** This book was provided to me by NetGalley in exchange for a fair and honest review **
There are books that I read that absolutely hit all of the right buttons for me. The Dead and the Dark is definitely that kind of book.
Logan Ortiz-Woodley is a recent high school graduate living with her dads; waiting patiently to turn eighteen so she can set out into the world to discover herself and where she belongs. At the start of the story, Logan, along with her dad Alejo Ortiz are packing up for a short-term move to Snakebite, Oregon — where her dads grew up — to meet up with Logan’s other dad, Brandon Woodley. Adding a little twist to the mix, Alejo and Brandon are TV’s ParaSpectors, ghost hunters with a pretty opinionated following.

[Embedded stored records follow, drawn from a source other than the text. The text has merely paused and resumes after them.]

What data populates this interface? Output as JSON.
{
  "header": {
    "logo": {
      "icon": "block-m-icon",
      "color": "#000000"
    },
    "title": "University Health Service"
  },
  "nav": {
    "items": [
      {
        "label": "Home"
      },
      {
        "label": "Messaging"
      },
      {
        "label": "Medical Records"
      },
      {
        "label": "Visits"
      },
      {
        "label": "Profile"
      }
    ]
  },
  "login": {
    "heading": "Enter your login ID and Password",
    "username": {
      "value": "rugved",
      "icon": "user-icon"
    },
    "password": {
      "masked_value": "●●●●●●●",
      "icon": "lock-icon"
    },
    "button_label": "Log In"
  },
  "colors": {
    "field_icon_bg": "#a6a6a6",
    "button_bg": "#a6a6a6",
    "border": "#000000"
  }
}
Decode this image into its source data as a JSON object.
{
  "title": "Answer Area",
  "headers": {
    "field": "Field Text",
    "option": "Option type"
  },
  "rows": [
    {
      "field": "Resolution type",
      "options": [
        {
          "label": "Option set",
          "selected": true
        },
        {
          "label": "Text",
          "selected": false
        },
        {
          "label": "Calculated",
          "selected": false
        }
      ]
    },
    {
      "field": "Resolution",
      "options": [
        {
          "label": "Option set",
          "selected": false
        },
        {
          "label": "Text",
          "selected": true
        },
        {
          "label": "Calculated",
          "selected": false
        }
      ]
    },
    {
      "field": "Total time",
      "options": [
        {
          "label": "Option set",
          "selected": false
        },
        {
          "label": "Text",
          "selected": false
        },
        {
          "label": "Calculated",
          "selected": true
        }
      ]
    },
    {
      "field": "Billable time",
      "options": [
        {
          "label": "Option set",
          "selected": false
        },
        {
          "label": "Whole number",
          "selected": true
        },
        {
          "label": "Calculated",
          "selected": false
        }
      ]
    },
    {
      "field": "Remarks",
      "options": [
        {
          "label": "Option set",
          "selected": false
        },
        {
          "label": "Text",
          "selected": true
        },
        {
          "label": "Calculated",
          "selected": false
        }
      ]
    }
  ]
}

Things in Snakebite are weird. While Alejo and Brandon grew up there, and eventually left (under semi-weird circumstances that is poked at through the entire novel), not much else has changed over the years. Of note, though, is a malevolent shadowy evil called the Dark that seems to be involved in the disappearance of at least one local teen. There is definitely something going on in Snakebite that involves the history of Alejo and Brandon, and Logan is going to get to the bottom of it.
Supernatural YA mysteries are my absolute bread and butter, and The Dead and The Dark does not disappoint. Yes, there are a couple of plot points that are a touch clichéd, but, for me, that is what locks it right into the genre. You have to have these signposts in order to say “Welcome to this familiar ride. Just wait until you reach the twists.” And boy howdy, there are some twists.
Ms. Gould really nailed this one in regards to little town attitude, teen angst and a whole lot of institutional hate and mistrust. Most of the way through the book I found myself questioning why the Ortiz-Woodleys would ever put up with what they are going through, and why they wouldn’t, rather, just find another location to scout. It is painfully obvious that Snakebite is not a place anyone should be. It seems to be an absolutely awful place, but it sure makes for some compelling reading.
Bottom line: if you like spooky queer YA, then do not sleep on this one. The Dead and the Dark is Ms. Gould’s debut, and I could not be more excited about what she puts out next.